● PROBLEM STATEMENT: From the records, report how many lines hold the word "ilMenestrelloh", with the number as the sole reply.

DATA TO PROCESS Block Start

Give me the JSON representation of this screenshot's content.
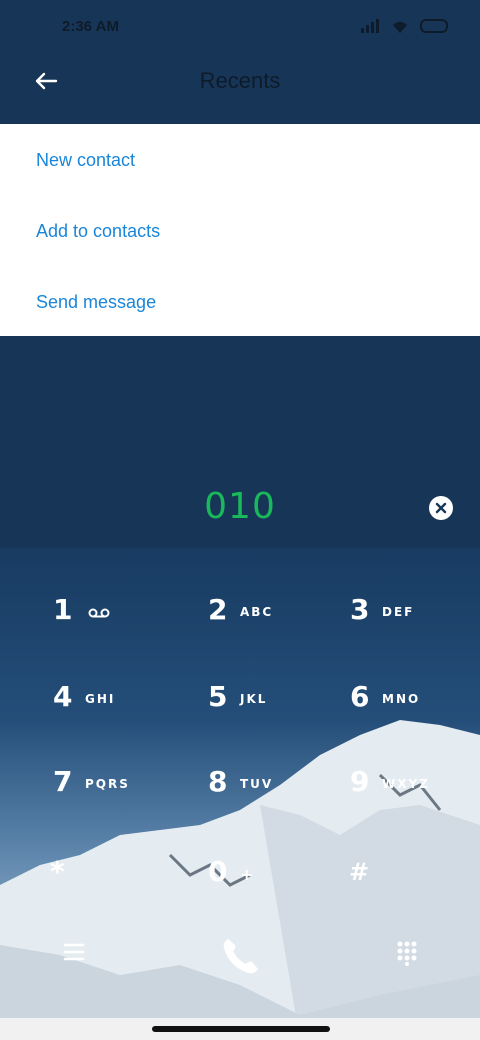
{
  "status": {
    "time": "2:36 AM"
  },
  "header": {
    "title": "Recents"
  },
  "menu": [
    "New contact",
    "Add to contacts",
    "Send message"
  ],
  "dialer": {
    "number": "010"
  },
  "keys": [
    {
      "digit": "1",
      "letters": ""
    },
    {
      "digit": "2",
      "letters": "ABC"
    },
    {
      "digit": "3",
      "letters": "DEF"
    },
    {
      "digit": "4",
      "letters": "GHI"
    },
    {
      "digit": "5",
      "letters": "JKL"
    },
    {
      "digit": "6",
      "letters": "MNO"
    },
    {
      "digit": "7",
      "letters": "PQRS"
    },
    {
      "digit": "8",
      "letters": "TUV"
    },
    {
      "digit": "9",
      "letters": "WXYZ"
    },
    {
      "digit": "*",
      "letters": ""
    },
    {
      "digit": "0",
      "letters": "+"
    },
    {
      "digit": "#",
      "letters": ""
    }
  ],
  "colors": {
    "accent": "#1a86d9",
    "number": "#19b85a",
    "header_bg": "#173657"
  }
}
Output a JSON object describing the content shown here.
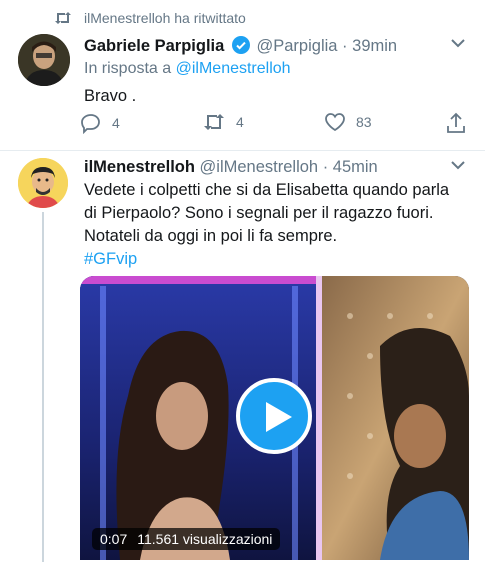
{
  "retweet_context": {
    "text": "ilMenestrelloh ha ritwittato",
    "icon": "retweet-icon"
  },
  "tweet1": {
    "display_name": "Gabriele Parpiglia",
    "verified": true,
    "handle": "@Parpiglia",
    "separator": "·",
    "time": "39min",
    "reply_prefix": "In risposta a ",
    "reply_handle": "@ilMenestrelloh",
    "text": "Bravo .",
    "replies": "4",
    "retweets": "4",
    "likes": "83"
  },
  "tweet2": {
    "display_name": "ilMenestrelloh",
    "handle": "@ilMenestrelloh",
    "separator": "·",
    "time": "45min",
    "text_line1": "Vedete i colpetti che si da Elisabetta quando parla",
    "text_line2": "di Pierpaolo? Sono i segnali per il ragazzo fuori.",
    "text_line3": "Notateli da oggi in poi li fa sempre.",
    "hashtag": "#GFvip",
    "video": {
      "elapsed": "0:07",
      "views": "11.561 visualizzazioni"
    }
  },
  "colors": {
    "accent": "#1da1f2",
    "muted": "#657786",
    "text": "#14171a",
    "divider": "#e6ecf0"
  }
}
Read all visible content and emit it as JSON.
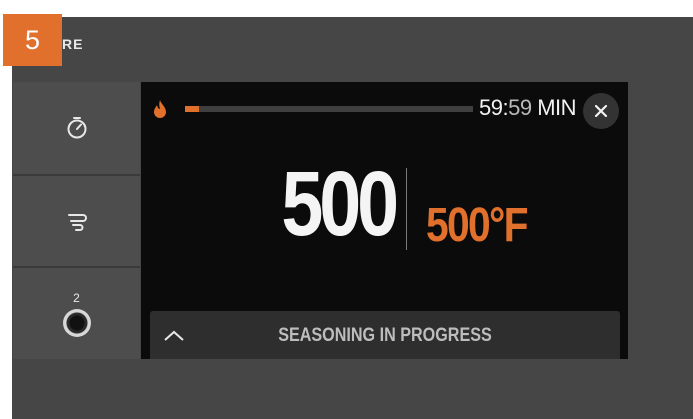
{
  "step_badge": "5",
  "top_label": "RE",
  "sidebar": {
    "timer_button": {
      "icon": "stopwatch-icon"
    },
    "smoke_button": {
      "icon": "smoke-icon"
    },
    "probe_button": {
      "icon": "probe-jack-icon",
      "count": "2"
    }
  },
  "screen": {
    "flame_icon": "flame-icon",
    "progress": 0.05,
    "timer_minutes": "59:",
    "timer_seconds": "59",
    "timer_unit": " MIN",
    "close_icon": "close-icon",
    "actual_temp": "500",
    "set_temp": "500°F",
    "status": "SEASONING IN PROGRESS",
    "expand_icon": "chevron-up-icon"
  },
  "colors": {
    "accent": "#e0702b",
    "device_bg": "#464646",
    "screen_bg": "#0b0b0b",
    "button_bg": "#4d4d4d"
  }
}
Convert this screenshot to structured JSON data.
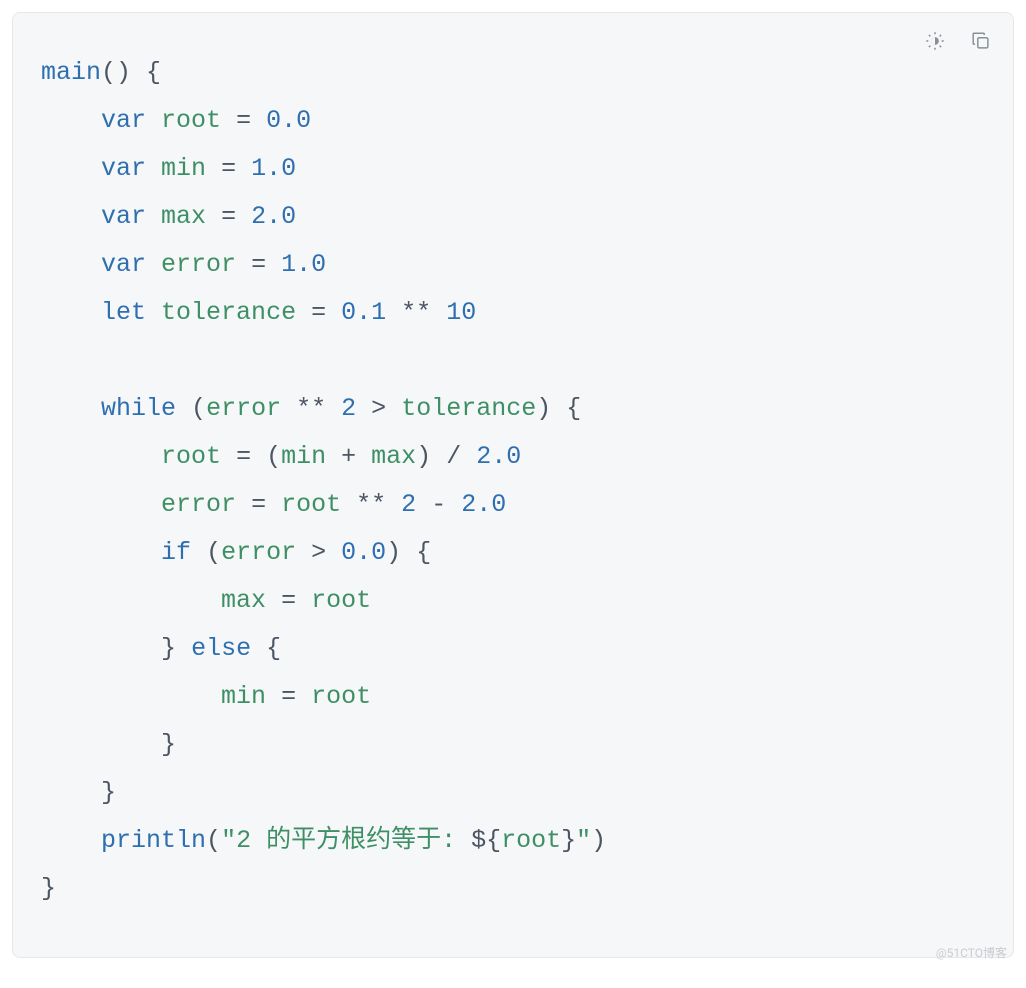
{
  "toolbar": {
    "theme_icon": "theme-toggle-icon",
    "copy_icon": "copy-icon"
  },
  "watermark": "@51CTO博客",
  "code": {
    "line1": {
      "fn": "main",
      "parens": "()",
      "space": " ",
      "brace_open": "{"
    },
    "line2": {
      "indent": "    ",
      "kw": "var",
      "sp1": " ",
      "id": "root",
      "sp2": " ",
      "eq": "=",
      "sp3": " ",
      "num": "0.0"
    },
    "line3": {
      "indent": "    ",
      "kw": "var",
      "sp1": " ",
      "id": "min",
      "sp2": " ",
      "eq": "=",
      "sp3": " ",
      "num": "1.0"
    },
    "line4": {
      "indent": "    ",
      "kw": "var",
      "sp1": " ",
      "id": "max",
      "sp2": " ",
      "eq": "=",
      "sp3": " ",
      "num": "2.0"
    },
    "line5": {
      "indent": "    ",
      "kw": "var",
      "sp1": " ",
      "id": "error",
      "sp2": " ",
      "eq": "=",
      "sp3": " ",
      "num": "1.0"
    },
    "line6": {
      "indent": "    ",
      "kw": "let",
      "sp1": " ",
      "id": "tolerance",
      "sp2": " ",
      "eq": "=",
      "sp3": " ",
      "num1": "0.1",
      "sp4": " ",
      "op": "**",
      "sp5": " ",
      "num2": "10"
    },
    "blank": "",
    "line7": {
      "indent": "    ",
      "kw": "while",
      "sp1": " ",
      "lp": "(",
      "id1": "error",
      "sp2": " ",
      "op1": "**",
      "sp3": " ",
      "num": "2",
      "sp4": " ",
      "gt": ">",
      "sp5": " ",
      "id2": "tolerance",
      "rp": ")",
      "sp6": " ",
      "brace": "{"
    },
    "line8": {
      "indent": "        ",
      "id1": "root",
      "sp1": " ",
      "eq": "=",
      "sp2": " ",
      "lp": "(",
      "id2": "min",
      "sp3": " ",
      "plus": "+",
      "sp4": " ",
      "id3": "max",
      "rp": ")",
      "sp5": " ",
      "div": "/",
      "sp6": " ",
      "num": "2.0"
    },
    "line9": {
      "indent": "        ",
      "id1": "error",
      "sp1": " ",
      "eq": "=",
      "sp2": " ",
      "id2": "root",
      "sp3": " ",
      "op": "**",
      "sp4": " ",
      "num1": "2",
      "sp5": " ",
      "minus": "-",
      "sp6": " ",
      "num2": "2.0"
    },
    "line10": {
      "indent": "        ",
      "kw": "if",
      "sp1": " ",
      "lp": "(",
      "id": "error",
      "sp2": " ",
      "gt": ">",
      "sp3": " ",
      "num": "0.0",
      "rp": ")",
      "sp4": " ",
      "brace": "{"
    },
    "line11": {
      "indent": "            ",
      "id1": "max",
      "sp1": " ",
      "eq": "=",
      "sp2": " ",
      "id2": "root"
    },
    "line12": {
      "indent": "        ",
      "rbrace": "}",
      "sp1": " ",
      "kw": "else",
      "sp2": " ",
      "lbrace": "{"
    },
    "line13": {
      "indent": "            ",
      "id1": "min",
      "sp1": " ",
      "eq": "=",
      "sp2": " ",
      "id2": "root"
    },
    "line14": {
      "indent": "        ",
      "rbrace": "}"
    },
    "line15": {
      "indent": "    ",
      "rbrace": "}"
    },
    "line16": {
      "indent": "    ",
      "fn": "println",
      "lp": "(",
      "q1": "\"",
      "str": "2 的平方根约等于: ",
      "dollar": "$",
      "lb": "{",
      "id": "root",
      "rb": "}",
      "q2": "\"",
      "rp": ")"
    },
    "line17": {
      "rbrace": "}"
    }
  }
}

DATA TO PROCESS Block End

● EXERCISE RESULT: 4